People in the industry used to talk about needing to build a set of data before being able to get anything meaningful out of it, does that mean airlines need to start from scratch?
The argument I often hear is that historical data is no longer relevant. That is 100% true if you continue to rely on traditional forecasting methods that are trying to draw the line from recent history into the future, like I mentioned earlier, continuing to look at a single route and its performance in time and trying to forecast the future.
In reality, you can use even recent data, because the one thing it does tell you is correlation.

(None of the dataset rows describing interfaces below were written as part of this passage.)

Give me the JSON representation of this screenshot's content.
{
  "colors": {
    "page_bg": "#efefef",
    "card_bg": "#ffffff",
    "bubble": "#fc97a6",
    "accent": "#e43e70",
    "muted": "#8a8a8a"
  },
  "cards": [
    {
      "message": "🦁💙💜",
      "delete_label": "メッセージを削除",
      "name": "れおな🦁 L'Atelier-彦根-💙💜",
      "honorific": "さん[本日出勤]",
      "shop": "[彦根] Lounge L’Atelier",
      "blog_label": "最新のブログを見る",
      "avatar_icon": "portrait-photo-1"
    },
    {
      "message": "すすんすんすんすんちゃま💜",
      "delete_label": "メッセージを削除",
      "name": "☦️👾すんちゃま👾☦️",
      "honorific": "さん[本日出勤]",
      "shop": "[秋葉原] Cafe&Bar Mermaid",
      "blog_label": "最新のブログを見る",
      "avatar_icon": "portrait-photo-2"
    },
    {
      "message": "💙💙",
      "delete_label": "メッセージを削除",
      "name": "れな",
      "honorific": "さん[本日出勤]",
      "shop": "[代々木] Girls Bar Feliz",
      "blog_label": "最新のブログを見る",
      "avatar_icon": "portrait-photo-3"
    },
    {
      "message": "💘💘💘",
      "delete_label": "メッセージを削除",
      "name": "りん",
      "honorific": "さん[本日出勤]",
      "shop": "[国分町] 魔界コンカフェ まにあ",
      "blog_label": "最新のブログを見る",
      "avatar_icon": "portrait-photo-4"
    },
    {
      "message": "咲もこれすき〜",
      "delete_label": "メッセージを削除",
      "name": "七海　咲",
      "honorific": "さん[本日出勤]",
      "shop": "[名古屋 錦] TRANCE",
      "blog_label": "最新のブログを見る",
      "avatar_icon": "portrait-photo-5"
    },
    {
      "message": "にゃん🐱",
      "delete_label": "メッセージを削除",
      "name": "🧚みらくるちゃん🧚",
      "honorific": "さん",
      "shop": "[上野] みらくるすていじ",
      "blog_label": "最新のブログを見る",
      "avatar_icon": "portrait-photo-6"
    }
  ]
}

It tells you how different flights and markets and routes and data points correlate to each other and that allows you to become much more sensitive to what's happening in the market and adjust your expectation even if there is very little signal on a single flight.
I might not see any change in bookings on the flight or the market I’m forecasting but because I understand how this market relates to the rest of the network, and I’m seeing changes occurring in the rest of the network, I can adjust my expectations.
Going back to Cruz' comments about airlines and Google having more data than airlines themselves, what’s your view?
I go to Google Flights when I fly from A to B because it’s fast and comprehensive. They’ve done an incredible job at building that and it goes back to the ITA days and there are incredible teams at Google that continue to work on improving the experience.
The thing to remember is that Google makes its money from advertizing, there is nothing preventing an airline from cutting off Google. It is trying to find the balance between having all the right inventory while keeping the suppliers happy. Advertising is a great way to do that.
That’s why Google adopted the meta model where they really are a metasearch engine where they monetize by driving high quality traffic back to the airline. So in my view it’s not so much a question of whether you buy on Google or on the airline because I think, from an experience perspective, they could enable the same but it’s a cost of acquisition difference because the airline has to fork out a fee to get that customer.
Airlines need to invest a lot more in extracting revenue or optimizing total revenue from a customer regardless of whether they came from Google, their own website or a GDS. You’ll start seeing a lot more engagement with customers post booking about extending their experience whether it's lounge access, seat selection, adding a car or hotel or with a branded credit card.
Google is a very effective acquisition channel for airlines and has a cost associated with it but I believe airlines can offset that incremental cost by the fact that customers they are getting are generally high quality.
What are Flyr Labs priorities for this year?
The bigger vision for the business is to build a revenue operating system for airlines.
Our main objective for this year is to continue expanding our core business which is mostly our revenue management system as we also expand decision support across the airline’s commercial organization so by end of this year we’re truly a revenue operating system for airlines.
In parallel we’re spinning up partnerships that help us explore how we can help other transportation verticals because in reality whether you’re going from point A to B in a plane, or car, or train, there is a lot of similarity.
We're spinning up skunkworks, that are independent from our core business in order to not distract us, that are going to work with some key big name brands in those other transportation verticals to map our technology for them.
Over the next two to five years, we’re building a revenue operating system for transportation.
The third piece is helping airlines make that transition in disconnecting of the backend infrastructure from the front-end experience of the customers.